Search through the Archive

The latest news and views from Gladstone's Library.


Musical Mary Drew

by Amy Sumner | Thursday, 24th August 2017 | 0 Comments

The contents of Mary Drew’s diaries have been something of a surprise to me! But the daughter of a four-times Prime Minister, whom later acquired the position of Private Secretary to William Gladstone, did not hide her love of music. So much so, she wrote reviews about the music she listened to, the orchestras she went to see, and her own public and private performances.



Democracy by James Kirchick

by Amy Sumner | Monday, 07th August 2017 | 0 Comments

Staring at me from the desk in my bedroom at Gladstone’s Library during my recent residency was a postcard inscribed with a bit of the namesake’s wisdom: 

Liberalism is trust of the people tempered by prudence. Conservatism is distrust of the people tempered by fear. 


Things I learned while not editing my novel by Rowan Hisayo Buchanan

by Amy Sumner | Monday, 07th August 2017 | 0 Comments

I met my first Wikipedia surfer, almost 10 years ago. It was my first year at university. The polo-shirted boy explained that he spent hours clicking link after link. It wasted days of his life, he said and smiled. Back in my dorm, tucked into my duvet, I settled in with Wikipedia. I clicked a link. I read for a while, and then stopped. The site seemed useful, but I wasn’t entranced by the hyperlink pathway.


Gladfest interview: Louisa Young

by Amy Sumner | Monday, 07th August 2017 | 0 Comments

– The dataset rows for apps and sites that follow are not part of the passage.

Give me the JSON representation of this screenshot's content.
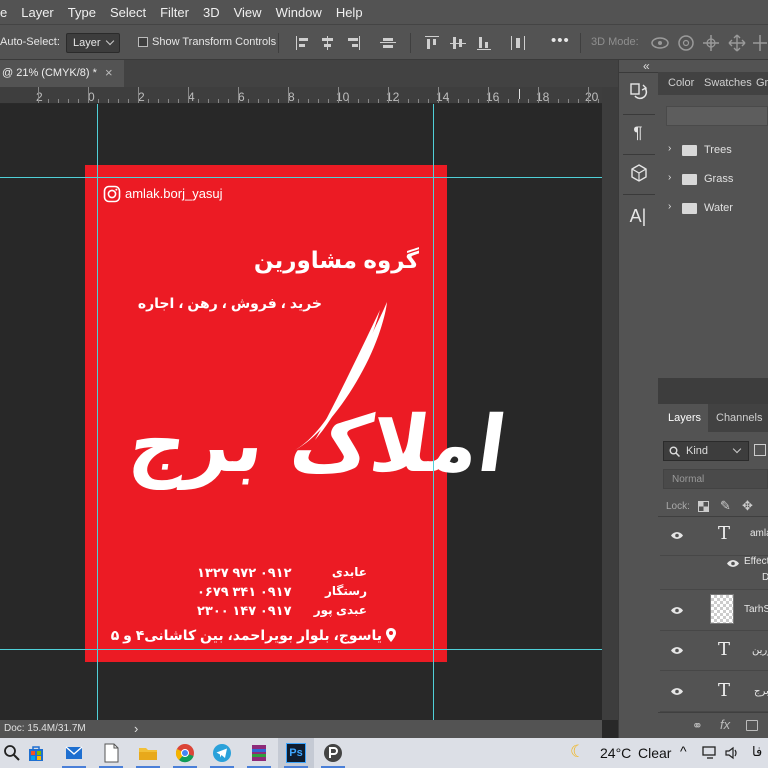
{
  "menubar": {
    "items": [
      "e",
      "Layer",
      "Type",
      "Select",
      "Filter",
      "3D",
      "View",
      "Window",
      "Help"
    ]
  },
  "options_bar": {
    "auto_select_label": "Auto-Select:",
    "auto_select_value": "Layer",
    "show_transform_label": "Show Transform Controls",
    "mode_3d_label": "3D Mode:",
    "more_label": "•••"
  },
  "document_tab": {
    "title": "@ 21% (CMYK/8) *",
    "close_glyph": "×"
  },
  "ruler": {
    "labels": [
      "2",
      "0",
      "2",
      "4",
      "6",
      "8",
      "10",
      "12",
      "14",
      "16",
      "18",
      "20"
    ]
  },
  "flyer": {
    "instagram": "amlak.borj_yasuj",
    "group_title": "گروه مشاورین",
    "services": "خرید ، فروش ، رهن ، اجاره",
    "logo_text": "املاک برج",
    "contacts": [
      {
        "name": "عابدی",
        "phone": "۰۹۱۲ ۹۷۲ ۱۳۲۷"
      },
      {
        "name": "رستگار",
        "phone": "۰۹۱۷ ۳۴۱ ۰۶۷۹"
      },
      {
        "name": "عبدی پور",
        "phone": "۰۹۱۷ ۱۴۷ ۲۳۰۰"
      }
    ],
    "address": "یاسوج، بلوار بویراحمد، بین کاشانی۴ و ۵"
  },
  "status_bar": {
    "doc_info": "Doc: 15.4M/31.7M",
    "arrow": "›"
  },
  "panels": {
    "collapse_glyph": "«",
    "top_tabs": [
      "Color",
      "Swatches",
      "Gr"
    ],
    "folders": [
      "Trees",
      "Grass",
      "Water"
    ],
    "layers_tabs": [
      "Layers",
      "Channels"
    ],
    "kind_label": "Kind",
    "blend_mode": "Normal",
    "lock_label": "Lock:",
    "layers": [
      {
        "type": "text",
        "name": "amla",
        "visible": true
      },
      {
        "type": "effect",
        "name": "Effect",
        "sub": "D",
        "visible": true
      },
      {
        "type": "smart",
        "name": "TarhS",
        "visible": true
      },
      {
        "type": "text",
        "name": "ورین",
        "visible": true
      },
      {
        "type": "text",
        "name": "برج",
        "visible": true
      }
    ],
    "footer_fx": "fx"
  },
  "taskbar": {
    "weather_temp": "24°C",
    "weather_desc": "Clear",
    "lang": "فا"
  },
  "colors": {
    "flyer_red": "#ec1b24",
    "guide_cyan": "#4fd0d8",
    "ui_gray": "#535353",
    "workspace": "#282828"
  }
}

Louisa Young was born in London and educated there and at Cambridge University. She was a freelance journalist for many years, including for the GuardianMarie-Claire and the motorcycle magazine, Bike. An interview with Johnny Cash led to the realisation that she couldn’t be a journalist any more, and she moved into fiction, biography, history, and recently, songwriting. Her first book was a biography of her grandmother Kathleen Scott, sculptor and widow of Captain Scott of the Antarctic, who lived in the house where Peter Pan was written, and in which Louisa grew up with five siblings and six cousins.